On a scorching summer day in the remote Transylvanian village of Micasasa, 39-year-old Romanian architect Eugen Vaida is busy coordinating a team of volunteers helping to breathe new life into a centuries-old castle on the brink of ruin.
“It’s in an advanced state of degradation and it’s a monument of national importance,” Vaida, who in 2016 launched the Ambulance for Monuments project, told The Associated Press.
The Ambulance for Monuments has a simple task: to race around the Balkan country, giving critical care to as many historical buildings as possible that are in an advanced state of decay before it’s too late.
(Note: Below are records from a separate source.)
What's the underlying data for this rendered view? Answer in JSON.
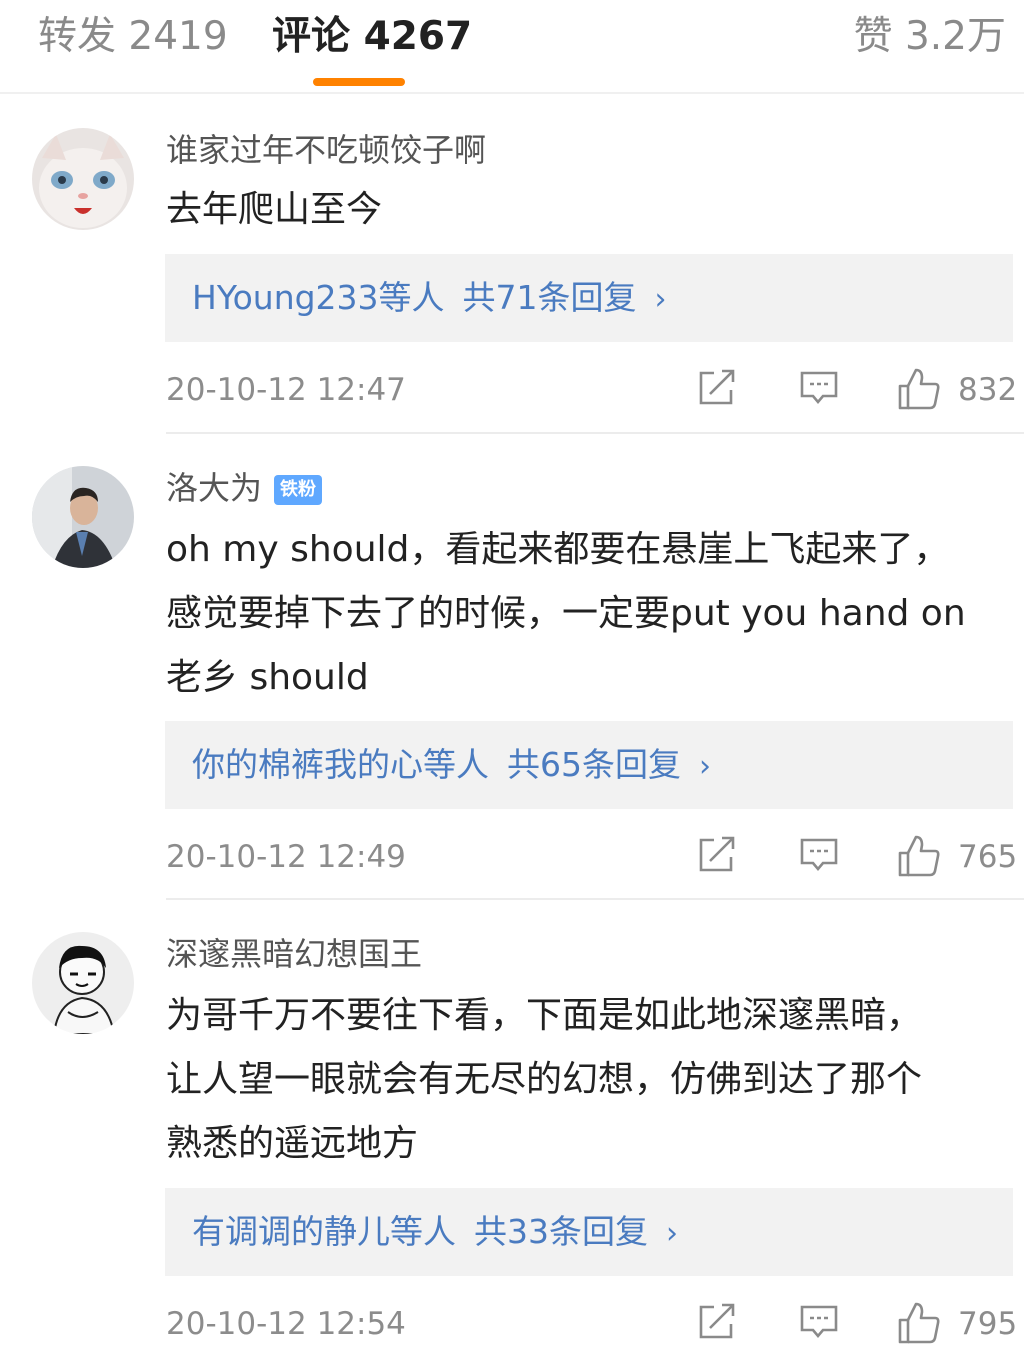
{
  "tabs": {
    "repost": "转发 2419",
    "comments": "评论 4267",
    "likes": "赞 3.2万"
  },
  "accent_color": "#ff8200",
  "link_color": "#4a7bc0",
  "comments": [
    {
      "username": "谁家过年不吃顿饺子啊",
      "text_lines": [
        "去年爬山至今"
      ],
      "reply_users": "HYoung233",
      "reply_suffix": "等人",
      "reply_count": "共71条回复",
      "chevron": "›",
      "time": "20-10-12 12:47",
      "likes": "832",
      "avatar_icon": "cat-avatar"
    },
    {
      "username": "洛大为",
      "badge": "铁粉",
      "text_lines": [
        "oh my should，看起来都要在悬崖上飞起来了，",
        "感觉要掉下去了的时候，一定要put you hand on",
        "老乡 should"
      ],
      "reply_users": "你的棉裤我的心",
      "reply_suffix": "等人",
      "reply_count": "共65条回复",
      "chevron": "›",
      "time": "20-10-12 12:49",
      "likes": "765",
      "avatar_icon": "man-avatar"
    },
    {
      "username": "深邃黑暗幻想国王",
      "text_lines": [
        "为哥千万不要往下看，下面是如此地深邃黑暗，",
        "让人望一眼就会有无尽的幻想，仿佛到达了那个",
        "熟悉的遥远地方"
      ],
      "reply_users": "有调调的静儿",
      "reply_suffix": "等人",
      "reply_count": "共33条回复",
      "chevron": "›",
      "time": "20-10-12 12:54",
      "likes": "795",
      "avatar_icon": "sketch-avatar"
    }
  ]
}
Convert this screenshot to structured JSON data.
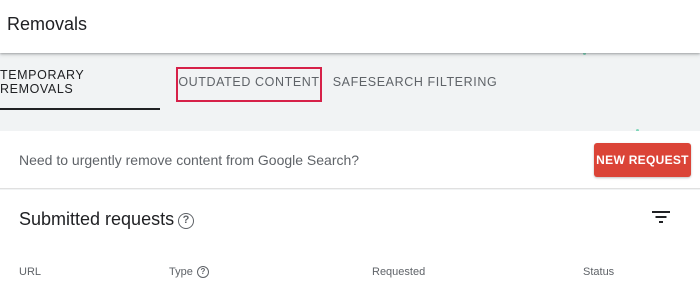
{
  "header": {
    "title": "Removals"
  },
  "tabs": [
    {
      "label": "TEMPORARY REMOVALS",
      "active": true
    },
    {
      "label": "OUTDATED CONTENT",
      "active": false,
      "highlighted": true
    },
    {
      "label": "SAFESEARCH FILTERING",
      "active": false
    }
  ],
  "request_card": {
    "prompt": "Need to urgently remove content from Google Search?",
    "button_label": "NEW REQUEST"
  },
  "submitted": {
    "title": "Submitted requests",
    "help_icon": "?",
    "columns": {
      "url": "URL",
      "type": "Type",
      "requested": "Requested",
      "status": "Status"
    }
  },
  "icons": {
    "help": "help-circle-icon",
    "filter": "filter-list-icon"
  },
  "colors": {
    "accent_button": "#db4437",
    "highlight_border": "#d62048",
    "tab_active_indicator": "#202124"
  }
}
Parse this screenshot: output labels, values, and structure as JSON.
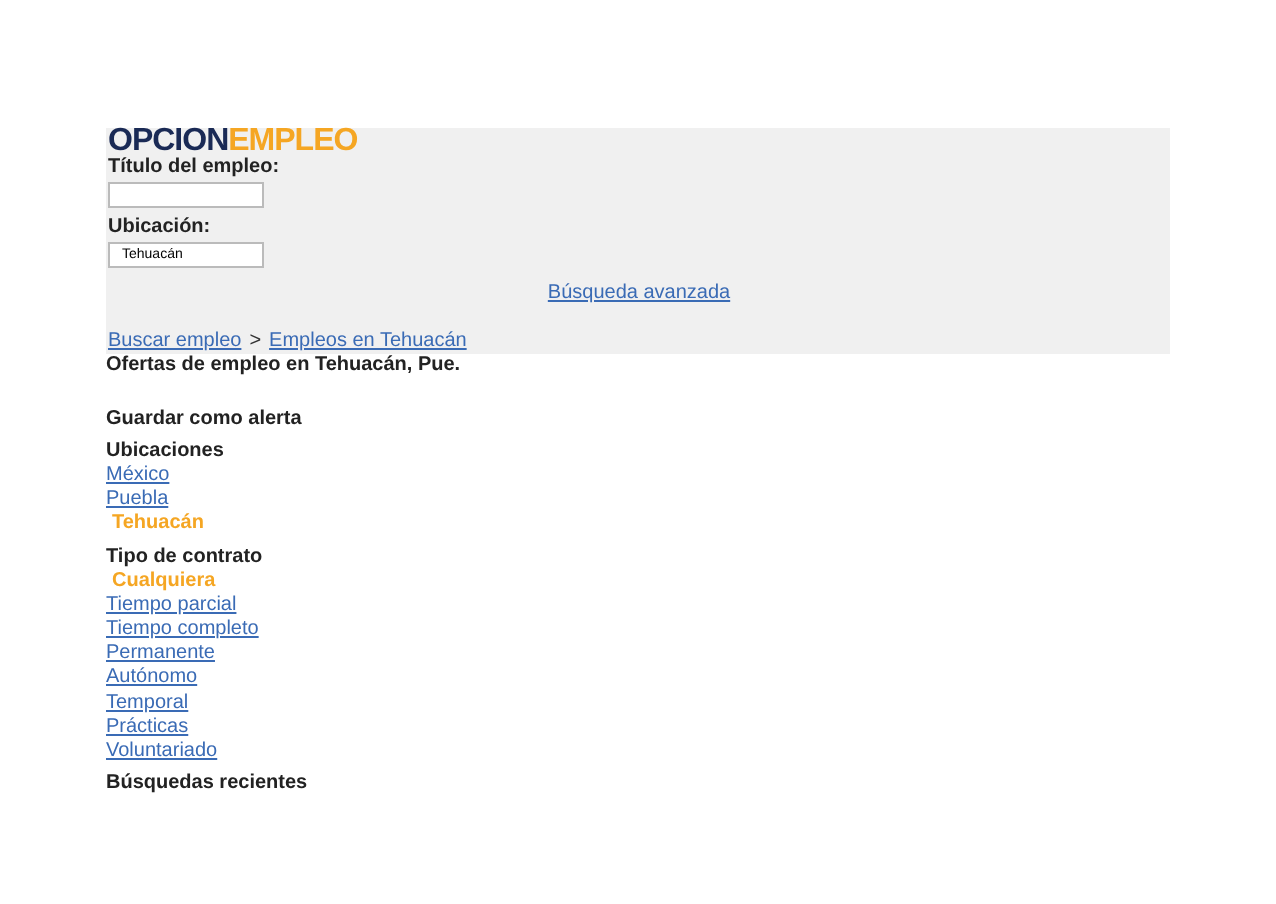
{
  "logo": {
    "part_1": "OPCION",
    "part_2": "EMPLEO"
  },
  "search": {
    "title_label": "Título del empleo:",
    "location_label": "Ubicación:",
    "location_value": "Tehuacán",
    "advanced_link": "Búsqueda avanzada"
  },
  "breadcrumbs": [
    {
      "label": "Buscar empleo"
    },
    {
      "label": "Empleos en Tehuacán"
    }
  ],
  "breadcrumb_separator": ">",
  "heading": "Ofertas de empleo en Tehuacán, Pue.",
  "save_alert": "Guardar como alerta",
  "filters": [
    {
      "title": "Ubicaciones",
      "items": [
        {
          "label": "México",
          "selected": false
        },
        {
          "label": "Puebla",
          "selected": false
        },
        {
          "label": "Tehuacán",
          "selected": true
        }
      ]
    },
    {
      "title": "Tipo de contrato",
      "items": [
        {
          "label": "Cualquiera",
          "selected": true
        },
        {
          "label": "Tiempo parcial",
          "selected": false
        },
        {
          "label": "Tiempo completo",
          "selected": false
        },
        {
          "label": "Permanente",
          "selected": false
        },
        {
          "label": "Autónomo",
          "selected": false
        },
        {
          "label": "Temporal",
          "selected": false
        },
        {
          "label": "Prácticas",
          "selected": false
        },
        {
          "label": "Voluntariado",
          "selected": false
        }
      ]
    }
  ],
  "recent_searches": "Búsquedas recientes"
}
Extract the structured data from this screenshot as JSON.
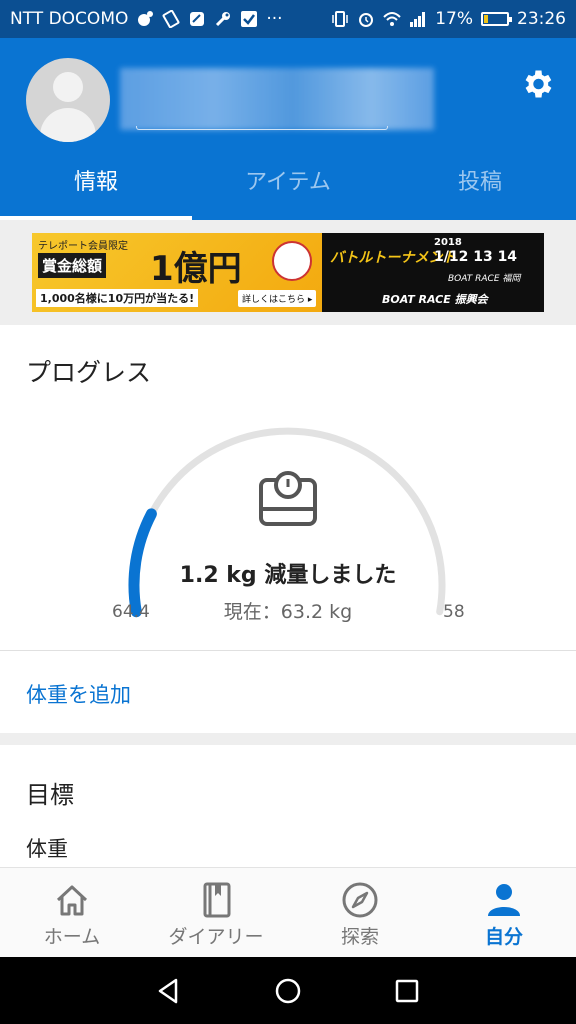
{
  "status_bar": {
    "carrier": "NTT DOCOMO",
    "battery_percent": "17%",
    "battery_level": 0.17,
    "time": "23:26",
    "overflow": "···",
    "icons": [
      "data-saver-icon",
      "rotation-icon",
      "app-icon",
      "wrench-icon",
      "checkbox-icon",
      "vibrate-icon",
      "alarm-icon",
      "wifi-icon",
      "signal-icon",
      "battery-icon"
    ]
  },
  "header": {
    "tabs": [
      {
        "label": "情報",
        "active": true
      },
      {
        "label": "アイテム",
        "active": false
      },
      {
        "label": "投稿",
        "active": false
      }
    ],
    "settings_icon": "gear-icon"
  },
  "banner": {
    "left_tag": "テレポート会員限定",
    "left_main": "賞金総額",
    "left_big": "1億円",
    "left_sub": "1,000名様に10万円が当たる!",
    "left_detail": "詳しくはこちら ▸",
    "right_title": "バトルトーナメント",
    "right_year": "2018",
    "right_dates": "1/12 13 14",
    "right_place": "BOAT RACE 福岡",
    "right_org": "BOAT RACE 振興会"
  },
  "progress": {
    "title": "プログレス",
    "lost_text": "1.2 kg 減量しました",
    "current_text": "現在：63.2 kg",
    "start_value": "64.4",
    "goal_value": "58",
    "progress_fraction": 0.1875,
    "add_weight_label": "体重を追加",
    "colors": {
      "track": "#e2e2e2",
      "fill": "#0a74d2"
    }
  },
  "goal": {
    "title": "目標",
    "row_label": "体重"
  },
  "bottom_nav": [
    {
      "label": "ホーム",
      "icon": "home-icon",
      "active": false
    },
    {
      "label": "ダイアリー",
      "icon": "diary-icon",
      "active": false
    },
    {
      "label": "探索",
      "icon": "compass-icon",
      "active": false
    },
    {
      "label": "自分",
      "icon": "person-icon",
      "active": true
    }
  ],
  "colors": {
    "primary": "#0a74d2",
    "status_bar": "#0b4f92"
  }
}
Since it launched, Ambulance for Monuments has rescued 55 historical structures, including medieval churches, historic fortification walls, old watermills and ancient UNESCO World Heritage Sites, from descending into complete ruin. Situated in a broad valley at the foothills of the Carpathian Mountain basin, the dilapidated 16th-century Brukenthal Castle, which was once home to influential aristocrats and used as a primary school until just after the turn of the century, is one such endangered building being revived by the project.
The castle is one of several hundred monuments in Romania in a state of advanced degradation. Over the years, poor state management, weak legislation and a lack of funding have all taken a toll on Romania’s impressive heritage, Vaida says.
“In the last 30 years, it’s not just that communities have abandoned buildings, but also the support of the state was very, very low,” Vaida said.
Civic initiatives like the Ambulance for Monuments are stepping in to help preserve what they can. The project’s aim is not to fully restore buildings - since that would require expertise that isn’t available - but to rescue as many “immovable monuments” as possible from being lost to history.